Recommended amounts of fiber:

The recommended amounts of daily fiber intake are as follows:

  • Children ages 1-8 – 19-25g
  • Children ages 9-18 – 25-31g
  • Women 19-50 years of age – 25g
  • Men 19-50 years of age – 38g
  • Women 50+ years of age – 21g
  • Men 50+ years of age – 30g

If you find it difficult to take in the recommended amount of fiber through food, there are fiber supplements that can help you achieve your daily goal. Fiber supplements work similarly to fiber-rich foods because you have to drink an appropriate amount of fluid for them to be effective. However, you shouldn’t solely rely on a fiber supplement as a replacement because natural foods offer more beneficial nutrients.

Foods that contain 5+ grams of fiber:

  • 5 dried prunes
  • 1 cup blueberries
  • ½ cup cooked barley
  • ½ cup dried beans, peas or legumes
  • 1 cup whole wheat pasta
  • 1 medium pear
  • 1 medium apple
  • 1 ounce almonds
  • 3 cups popcorn

Foods that contain 2 – 4 grams of fiber:

  • ½ cooked potato with skin
  • ½ cup cooked brown rice
  • ½ cup broccoli
  • ½ cup raw carrots
  • 1 slice whole wheat bread
  • 1 small bran muffin
  • ½ cup oatmeal

If you plan to add more fiber to your diet, do so gradually. Remember to take in the proper amount of fluids to balance out the fiber intake. Fiber is extremely beneficial for a healthy digestive system and helps your body absorb key nutrients from food.

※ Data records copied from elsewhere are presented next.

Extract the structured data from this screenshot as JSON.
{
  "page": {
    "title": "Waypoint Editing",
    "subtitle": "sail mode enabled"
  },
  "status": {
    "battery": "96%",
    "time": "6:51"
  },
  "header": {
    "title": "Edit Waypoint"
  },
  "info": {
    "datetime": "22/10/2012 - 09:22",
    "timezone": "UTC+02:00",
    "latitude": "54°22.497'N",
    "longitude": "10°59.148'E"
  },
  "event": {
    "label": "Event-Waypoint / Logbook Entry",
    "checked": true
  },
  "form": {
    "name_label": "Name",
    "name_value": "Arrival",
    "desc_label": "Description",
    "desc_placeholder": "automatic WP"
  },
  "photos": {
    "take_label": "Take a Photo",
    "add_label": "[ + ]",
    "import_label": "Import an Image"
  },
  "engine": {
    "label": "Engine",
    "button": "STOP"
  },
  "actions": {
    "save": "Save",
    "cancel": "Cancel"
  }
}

Let GI Associates help to get your digestive system in check. Contact us at 877-442-7762.